### Assignment
Among the lines below, count those containing the word "Usuário". Give the number only.

(Data items)
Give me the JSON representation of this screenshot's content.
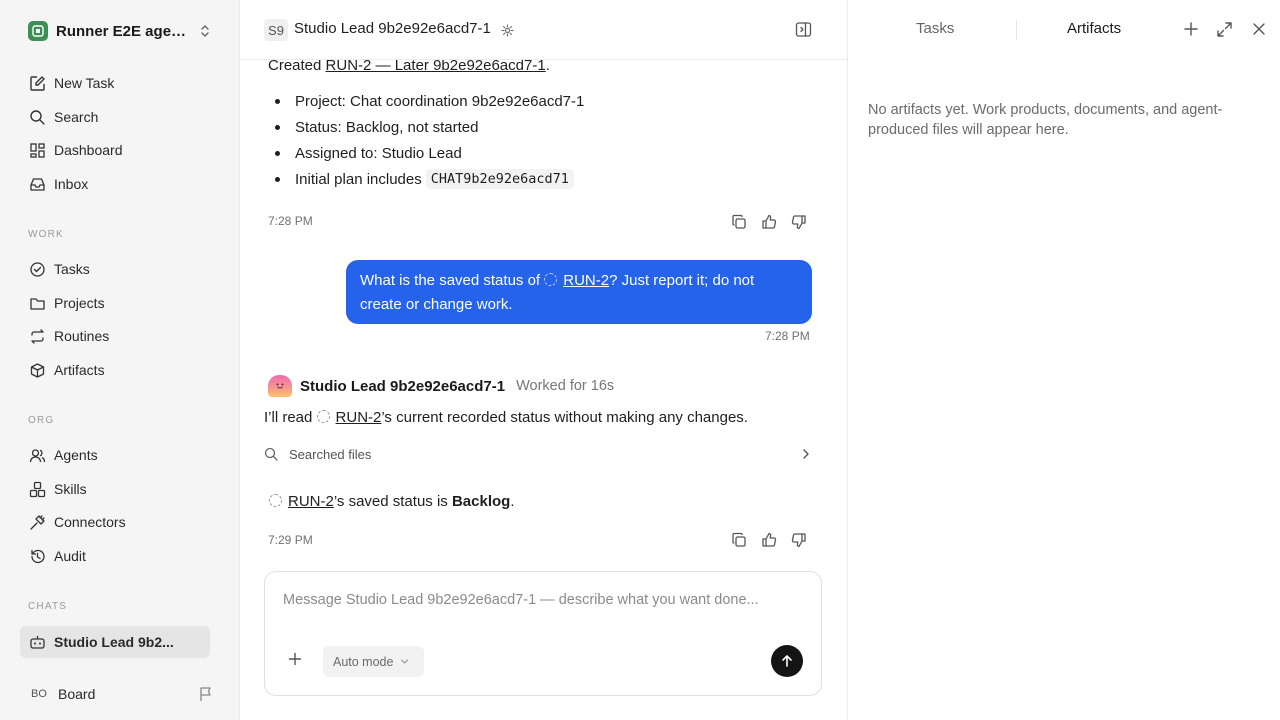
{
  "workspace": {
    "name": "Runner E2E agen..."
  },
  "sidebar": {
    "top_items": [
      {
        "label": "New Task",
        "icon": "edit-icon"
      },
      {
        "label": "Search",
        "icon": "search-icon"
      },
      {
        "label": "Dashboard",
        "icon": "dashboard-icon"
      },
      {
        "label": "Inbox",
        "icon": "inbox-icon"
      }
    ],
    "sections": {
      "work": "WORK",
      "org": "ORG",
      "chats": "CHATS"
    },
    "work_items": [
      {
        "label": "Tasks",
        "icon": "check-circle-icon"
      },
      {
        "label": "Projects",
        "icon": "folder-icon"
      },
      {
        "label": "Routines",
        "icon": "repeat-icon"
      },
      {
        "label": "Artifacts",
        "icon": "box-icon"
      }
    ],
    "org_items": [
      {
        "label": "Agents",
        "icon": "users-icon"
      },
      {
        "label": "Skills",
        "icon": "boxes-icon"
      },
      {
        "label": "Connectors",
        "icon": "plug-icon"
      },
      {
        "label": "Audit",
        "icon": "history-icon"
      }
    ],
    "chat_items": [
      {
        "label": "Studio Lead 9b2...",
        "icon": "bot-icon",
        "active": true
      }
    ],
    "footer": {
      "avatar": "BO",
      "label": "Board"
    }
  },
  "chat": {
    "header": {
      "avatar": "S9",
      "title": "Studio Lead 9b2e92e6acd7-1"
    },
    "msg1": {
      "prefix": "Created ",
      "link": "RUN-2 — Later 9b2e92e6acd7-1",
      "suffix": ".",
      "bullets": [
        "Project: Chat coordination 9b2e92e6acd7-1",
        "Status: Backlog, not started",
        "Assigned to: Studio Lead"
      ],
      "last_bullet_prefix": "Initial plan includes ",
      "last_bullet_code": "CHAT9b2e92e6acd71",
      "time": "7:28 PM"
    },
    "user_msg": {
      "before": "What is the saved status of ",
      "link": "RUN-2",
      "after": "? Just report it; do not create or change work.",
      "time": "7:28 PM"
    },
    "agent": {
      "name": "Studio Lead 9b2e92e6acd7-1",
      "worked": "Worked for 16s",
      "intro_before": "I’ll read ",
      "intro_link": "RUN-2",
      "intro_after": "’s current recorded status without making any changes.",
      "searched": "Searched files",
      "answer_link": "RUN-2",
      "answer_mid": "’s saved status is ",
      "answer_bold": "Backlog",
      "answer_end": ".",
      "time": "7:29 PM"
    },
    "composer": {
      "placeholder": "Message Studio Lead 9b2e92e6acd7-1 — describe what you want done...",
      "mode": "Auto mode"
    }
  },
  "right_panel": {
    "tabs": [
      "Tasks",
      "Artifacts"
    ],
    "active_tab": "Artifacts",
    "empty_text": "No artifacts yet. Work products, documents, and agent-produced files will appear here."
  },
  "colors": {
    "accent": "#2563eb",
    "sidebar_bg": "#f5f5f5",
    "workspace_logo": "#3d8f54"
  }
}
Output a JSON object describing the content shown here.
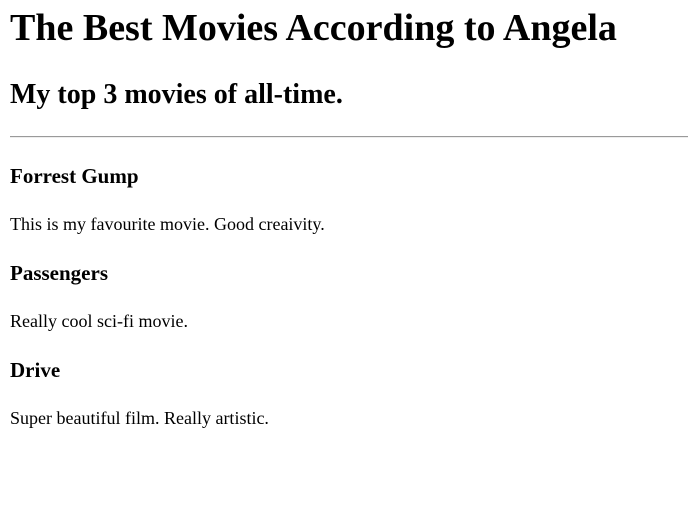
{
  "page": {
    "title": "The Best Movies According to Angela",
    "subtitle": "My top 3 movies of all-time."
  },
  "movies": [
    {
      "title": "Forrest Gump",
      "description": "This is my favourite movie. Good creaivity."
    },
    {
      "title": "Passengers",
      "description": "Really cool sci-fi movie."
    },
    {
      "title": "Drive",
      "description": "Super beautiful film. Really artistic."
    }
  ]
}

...

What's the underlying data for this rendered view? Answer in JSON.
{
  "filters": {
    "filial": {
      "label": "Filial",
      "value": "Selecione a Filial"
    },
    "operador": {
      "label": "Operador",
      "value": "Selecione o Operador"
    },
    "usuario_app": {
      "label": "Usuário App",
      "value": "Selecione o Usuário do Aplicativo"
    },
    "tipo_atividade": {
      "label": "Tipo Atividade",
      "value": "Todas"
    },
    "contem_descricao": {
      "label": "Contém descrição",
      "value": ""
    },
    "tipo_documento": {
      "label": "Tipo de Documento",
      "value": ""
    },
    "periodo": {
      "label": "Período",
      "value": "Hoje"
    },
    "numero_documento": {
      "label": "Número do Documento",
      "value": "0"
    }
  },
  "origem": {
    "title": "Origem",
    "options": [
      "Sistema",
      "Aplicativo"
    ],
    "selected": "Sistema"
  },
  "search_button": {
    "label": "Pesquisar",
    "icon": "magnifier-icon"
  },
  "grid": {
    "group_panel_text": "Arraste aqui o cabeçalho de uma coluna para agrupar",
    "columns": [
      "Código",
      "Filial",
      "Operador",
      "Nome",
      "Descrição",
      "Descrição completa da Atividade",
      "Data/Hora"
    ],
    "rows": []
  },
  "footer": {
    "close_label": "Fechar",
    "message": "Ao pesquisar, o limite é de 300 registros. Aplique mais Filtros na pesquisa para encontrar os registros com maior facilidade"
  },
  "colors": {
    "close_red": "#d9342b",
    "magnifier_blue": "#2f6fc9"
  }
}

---

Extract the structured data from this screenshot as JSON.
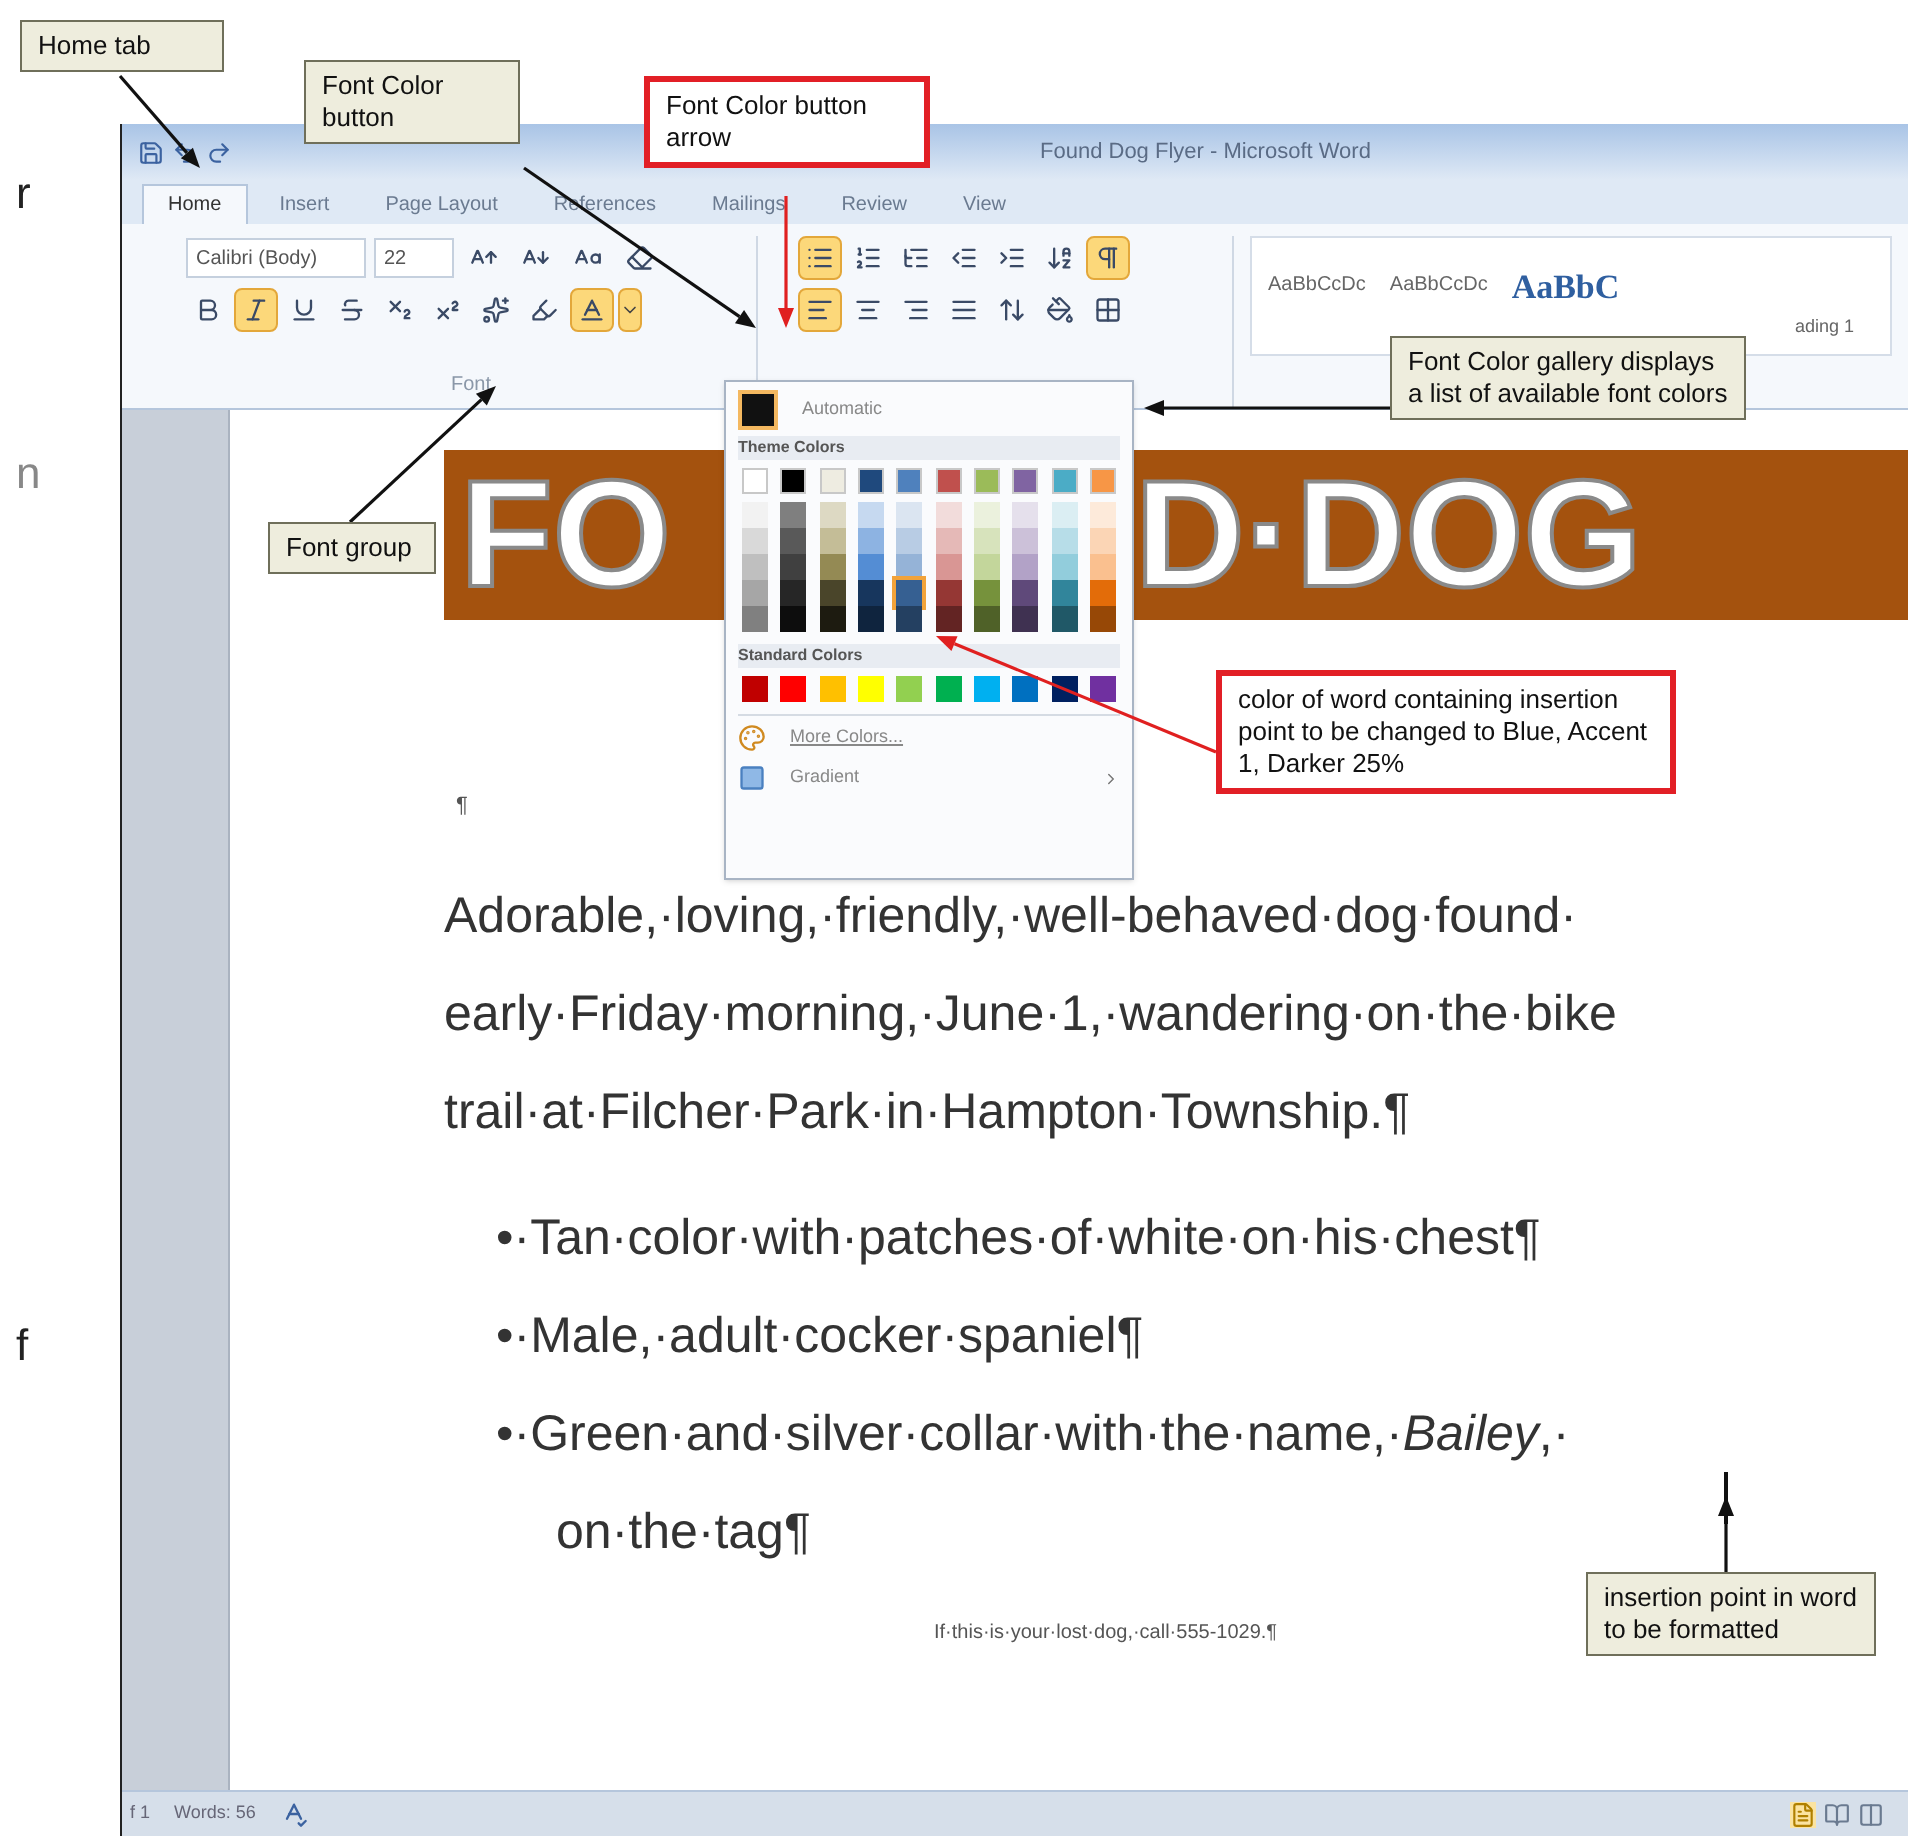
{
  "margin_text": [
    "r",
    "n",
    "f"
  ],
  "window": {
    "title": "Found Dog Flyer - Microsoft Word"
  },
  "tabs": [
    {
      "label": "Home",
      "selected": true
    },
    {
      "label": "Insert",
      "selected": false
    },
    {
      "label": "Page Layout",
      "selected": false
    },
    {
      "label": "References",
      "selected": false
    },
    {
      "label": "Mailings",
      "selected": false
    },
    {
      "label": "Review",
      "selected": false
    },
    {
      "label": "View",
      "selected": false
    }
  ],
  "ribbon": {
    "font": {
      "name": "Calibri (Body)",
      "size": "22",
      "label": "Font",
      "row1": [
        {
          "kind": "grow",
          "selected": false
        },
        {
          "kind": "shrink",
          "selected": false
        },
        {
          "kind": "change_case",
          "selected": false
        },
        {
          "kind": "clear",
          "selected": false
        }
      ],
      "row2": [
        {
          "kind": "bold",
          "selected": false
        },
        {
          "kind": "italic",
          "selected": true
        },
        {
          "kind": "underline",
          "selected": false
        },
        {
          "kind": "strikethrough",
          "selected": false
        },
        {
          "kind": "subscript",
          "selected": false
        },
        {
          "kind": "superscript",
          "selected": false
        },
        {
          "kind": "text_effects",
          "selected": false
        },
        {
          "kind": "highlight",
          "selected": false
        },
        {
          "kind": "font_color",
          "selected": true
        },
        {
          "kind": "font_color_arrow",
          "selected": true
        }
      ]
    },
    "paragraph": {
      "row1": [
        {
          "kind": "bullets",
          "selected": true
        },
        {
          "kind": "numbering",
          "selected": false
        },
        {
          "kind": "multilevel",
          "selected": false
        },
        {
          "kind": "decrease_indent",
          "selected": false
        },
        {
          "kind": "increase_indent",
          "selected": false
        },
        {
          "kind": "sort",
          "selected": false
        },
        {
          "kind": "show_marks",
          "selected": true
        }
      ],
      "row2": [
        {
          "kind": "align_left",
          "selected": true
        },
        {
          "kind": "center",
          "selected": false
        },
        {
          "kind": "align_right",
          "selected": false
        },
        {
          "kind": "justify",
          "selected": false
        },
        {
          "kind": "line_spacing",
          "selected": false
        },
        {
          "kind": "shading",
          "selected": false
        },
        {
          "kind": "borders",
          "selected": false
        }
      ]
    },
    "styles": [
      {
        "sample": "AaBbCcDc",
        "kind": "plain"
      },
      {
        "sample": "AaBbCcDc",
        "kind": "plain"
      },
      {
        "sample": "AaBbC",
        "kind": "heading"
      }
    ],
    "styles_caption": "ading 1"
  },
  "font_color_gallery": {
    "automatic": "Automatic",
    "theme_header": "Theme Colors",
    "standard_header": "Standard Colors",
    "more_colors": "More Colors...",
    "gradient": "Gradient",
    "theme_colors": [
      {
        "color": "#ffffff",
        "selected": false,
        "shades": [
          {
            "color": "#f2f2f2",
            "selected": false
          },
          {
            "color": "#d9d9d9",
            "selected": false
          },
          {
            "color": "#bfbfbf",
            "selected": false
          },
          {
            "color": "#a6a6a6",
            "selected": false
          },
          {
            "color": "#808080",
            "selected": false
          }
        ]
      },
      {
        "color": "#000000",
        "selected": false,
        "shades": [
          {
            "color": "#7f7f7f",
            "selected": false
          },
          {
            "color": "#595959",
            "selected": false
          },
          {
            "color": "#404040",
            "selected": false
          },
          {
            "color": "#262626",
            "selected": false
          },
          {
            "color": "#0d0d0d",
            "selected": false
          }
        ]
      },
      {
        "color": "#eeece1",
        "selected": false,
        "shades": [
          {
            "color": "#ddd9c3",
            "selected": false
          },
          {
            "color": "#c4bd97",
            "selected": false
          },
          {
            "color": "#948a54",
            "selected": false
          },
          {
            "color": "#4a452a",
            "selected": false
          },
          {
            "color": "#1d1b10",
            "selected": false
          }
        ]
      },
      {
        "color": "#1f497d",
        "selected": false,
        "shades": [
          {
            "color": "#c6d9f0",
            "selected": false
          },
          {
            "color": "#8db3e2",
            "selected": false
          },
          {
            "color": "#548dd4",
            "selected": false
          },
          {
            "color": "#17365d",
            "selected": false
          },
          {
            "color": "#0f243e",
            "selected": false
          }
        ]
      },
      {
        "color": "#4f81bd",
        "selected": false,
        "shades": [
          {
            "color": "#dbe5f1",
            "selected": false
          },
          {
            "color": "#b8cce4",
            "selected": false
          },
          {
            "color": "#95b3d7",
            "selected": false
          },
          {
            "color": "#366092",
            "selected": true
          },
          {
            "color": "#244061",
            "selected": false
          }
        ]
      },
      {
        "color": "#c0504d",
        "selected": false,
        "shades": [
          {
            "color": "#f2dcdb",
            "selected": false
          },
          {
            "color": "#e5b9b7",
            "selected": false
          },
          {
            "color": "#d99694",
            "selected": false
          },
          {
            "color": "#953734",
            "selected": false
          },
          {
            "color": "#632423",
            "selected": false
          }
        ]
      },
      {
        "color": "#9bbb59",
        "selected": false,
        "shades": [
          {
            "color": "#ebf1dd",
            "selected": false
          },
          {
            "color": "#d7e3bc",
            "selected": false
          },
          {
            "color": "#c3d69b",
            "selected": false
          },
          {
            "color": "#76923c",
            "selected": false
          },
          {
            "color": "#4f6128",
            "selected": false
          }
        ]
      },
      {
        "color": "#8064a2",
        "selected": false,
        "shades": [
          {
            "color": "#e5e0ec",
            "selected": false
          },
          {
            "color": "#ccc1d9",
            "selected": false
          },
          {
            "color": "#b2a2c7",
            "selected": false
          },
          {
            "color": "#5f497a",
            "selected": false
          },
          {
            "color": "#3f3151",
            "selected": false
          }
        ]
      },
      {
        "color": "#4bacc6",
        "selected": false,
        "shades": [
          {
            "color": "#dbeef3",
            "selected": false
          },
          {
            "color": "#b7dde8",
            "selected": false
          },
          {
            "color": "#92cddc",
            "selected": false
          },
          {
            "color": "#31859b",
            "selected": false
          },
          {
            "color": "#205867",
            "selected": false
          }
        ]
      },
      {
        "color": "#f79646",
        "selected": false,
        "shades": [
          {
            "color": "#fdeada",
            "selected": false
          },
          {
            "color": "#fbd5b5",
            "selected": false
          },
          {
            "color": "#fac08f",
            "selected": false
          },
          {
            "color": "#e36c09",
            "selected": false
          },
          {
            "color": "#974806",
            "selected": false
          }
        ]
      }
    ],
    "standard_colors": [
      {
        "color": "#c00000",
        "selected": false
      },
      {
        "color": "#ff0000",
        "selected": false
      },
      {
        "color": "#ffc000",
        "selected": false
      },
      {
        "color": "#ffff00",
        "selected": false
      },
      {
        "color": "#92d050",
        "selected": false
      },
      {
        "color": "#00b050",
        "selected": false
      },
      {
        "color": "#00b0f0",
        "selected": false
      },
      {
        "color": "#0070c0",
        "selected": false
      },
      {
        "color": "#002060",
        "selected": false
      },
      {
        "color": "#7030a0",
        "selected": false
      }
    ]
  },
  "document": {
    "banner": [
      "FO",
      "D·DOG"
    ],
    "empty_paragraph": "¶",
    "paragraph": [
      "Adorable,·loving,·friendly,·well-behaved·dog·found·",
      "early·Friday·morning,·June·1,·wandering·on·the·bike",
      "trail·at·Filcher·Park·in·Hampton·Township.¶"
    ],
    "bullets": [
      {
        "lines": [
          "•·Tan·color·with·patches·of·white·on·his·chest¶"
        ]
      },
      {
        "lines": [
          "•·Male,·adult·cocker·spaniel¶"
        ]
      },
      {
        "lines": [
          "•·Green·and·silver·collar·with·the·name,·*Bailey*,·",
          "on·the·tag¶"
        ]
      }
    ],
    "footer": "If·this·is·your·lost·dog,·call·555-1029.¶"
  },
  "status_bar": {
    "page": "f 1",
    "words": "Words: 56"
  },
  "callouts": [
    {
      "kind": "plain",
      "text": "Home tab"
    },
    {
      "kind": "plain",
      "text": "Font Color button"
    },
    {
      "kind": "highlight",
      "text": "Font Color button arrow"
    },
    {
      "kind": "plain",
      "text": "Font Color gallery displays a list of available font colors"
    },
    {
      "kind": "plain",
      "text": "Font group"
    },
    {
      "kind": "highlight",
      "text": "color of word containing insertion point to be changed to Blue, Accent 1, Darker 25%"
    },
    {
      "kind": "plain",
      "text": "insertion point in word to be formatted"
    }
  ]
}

### Answer to the exercise
2